Lewis Hammond

Lewis Hammond’s oil paintings present fragmentary pictures of a world that is both familiar and unknown. His works examines the idea of self, the impossibility of self-knowledge, the sorrow of violence and human vulnerability in the face of death. They can often be seen as self-portraits speaking of the artist’s personal relationships and his black heritage.

The figures in his paintings can be seen wondering in solitary and alienated spaces, and they frequently present animal forms that reminds the viewer of Kafkaesque situations.

Any sense of place and history is forcibly suspended, and the idea of personal struggle is underlined by a bold palette but also by the thinly applied layer of paint, which expose the artist’s movement on the canvas. 

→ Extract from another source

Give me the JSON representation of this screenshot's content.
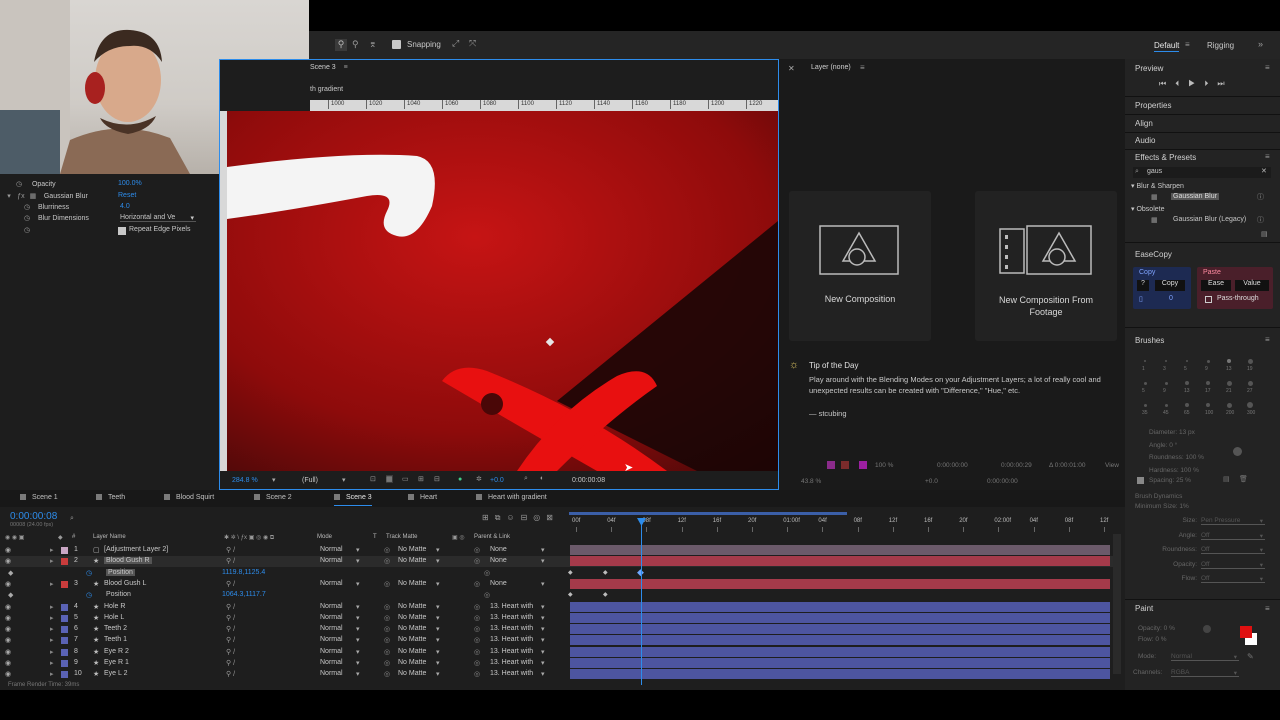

Lewis Hammond (b. 1987) graduated from the Royal Academy Schools, London, in 2017. Recent exhibitions include: Arcadia Missa, London (2019); Balice Hertling, Paris (2018);  Sophie Tappeiner Gallery, Vienna (2018); Condo, New York (2018). He has forthcoming shows at Antenna Space, Shanghai and Deborah Schamoni, Munich. He has won the Travel Prize and the Prize for Painting at the Royal Academy Schools, London. 


Platform Foundation Asks

Who is your artistic hero? My “heroes” range from from Goya to Jusepe de Ribera. From Claudia Rankine to Arthur Jafa. And then lots and lots in the middle.

Which work of art you wished you owned? I think perhaps the Bronzino “An Allegory with Venus and Cupid”... or Titian’s “Flaying of Marsyas”... OR “The Mocking of Christ” by Fra Angelico.

What is the most indispensable item in your studio? My painting table.

Describe your studio in three words: My favourite place. 

Do you collect anything? Not so much anymore. I used to have a large record collection, which has thinned out over the years. I’m interested in starting collecting again though - I really enjoyed the crate digging. Other than that I buy a lot of books.

What kind of music do you listen to while you work? I mostly listen to audiobooks. Music dependent on mood and studio activity I am doing. Fast and heavy punk music for laborious tasks. Softer and more contemplative music for painting.